WNY Armenian Cultural Heritage

While the community has shrunken numerically from its peak in the mid-twentieth century and is more spread out throughout the region into neighboring towns, it remains a tight knit community dedicated to perpetuating and preserving Armenian culture locally for future generations. Family recipes are handed down; traditional crafts are passed on; and oral histories are told.

For nearly 60 years, annual picnics and community gatherings organized by the St. Sarkis and St. Hagop congregations, continue to bring the community together. New local festivals and celebrations are organized by a new community organization. 

On top of the historic community, a more recent influx of immigration from Armenia to Western New York – settling primarily in Buffalo & Erie County – followed especially with the collapse of the Soviet Union and conflict between Armenia and Azerbaijan in the early 1990s. 

As with the first Armenians settlers, the newest members of the community bring  further traditions and traditional knowledge with them to the area.

Credits & Acknowledgements

Survive, Remember, Thrive: Armenian Traditions in Western New York is made possible through the New York State Council on the Arts with the support of the Office of the Governor and the New York State Legislature, NYSCA Living Traditions, and Niagara University.

Acknowledgements 

Special thanks to Dawn Sakalian, the Buffalo Documentary Project team including Mani Mehrvarz and Maryam Muliaee, and Gianna Lopez. And all of our collaborators and participants in this project, who’ve helped with outreach and guidance: Ani Avdoian, Kathy Peller, Albert Amato, Debbie Avdoian Amato, Anjelika Abrahamyan, Laurice Ghougasian, Art Garabedian, Lisa Ohanessian Mies, Lori Ohanessian Hurtgam, James Ieda, Alex Dzadur, Sonya Gregian, Rachel Aversa, Tony Mooradian Jr., Mike Petrosian, Tom Mooradian, Ophelia Adjemian, Mary Movesian, Gayane Ghukasyan, Butch Kazeangin, and more. 

Project Staff

Project Director, Edward Y. J. Millar

Assistant Project Director, Dawn Sakalian

Community Support and Outreach, St. Sarkis Armenian Apostolic Church, St. Hagop Armenian Apostolic Church, and Western New York Armenian Community (WNYAC)

Cinematography, Buffalo Documentary Project 

Film Production and Editing, Buffalo Documentary Project

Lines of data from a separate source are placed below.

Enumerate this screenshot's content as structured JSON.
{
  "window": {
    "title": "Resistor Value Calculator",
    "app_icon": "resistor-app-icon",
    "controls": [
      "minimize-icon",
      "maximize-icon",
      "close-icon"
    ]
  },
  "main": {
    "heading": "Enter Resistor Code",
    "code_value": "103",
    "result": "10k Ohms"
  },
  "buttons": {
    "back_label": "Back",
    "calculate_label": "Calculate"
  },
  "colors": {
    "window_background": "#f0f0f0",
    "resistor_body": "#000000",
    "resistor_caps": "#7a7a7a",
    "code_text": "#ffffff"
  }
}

Videography, Gianna Lopez and Edward Y. J. Millar

Video Production and Editing, Edward Y. J. Millar

Marketing & Museum Communications, Tara L. Walker 

NYSCA
Living Traditions
NU
BDP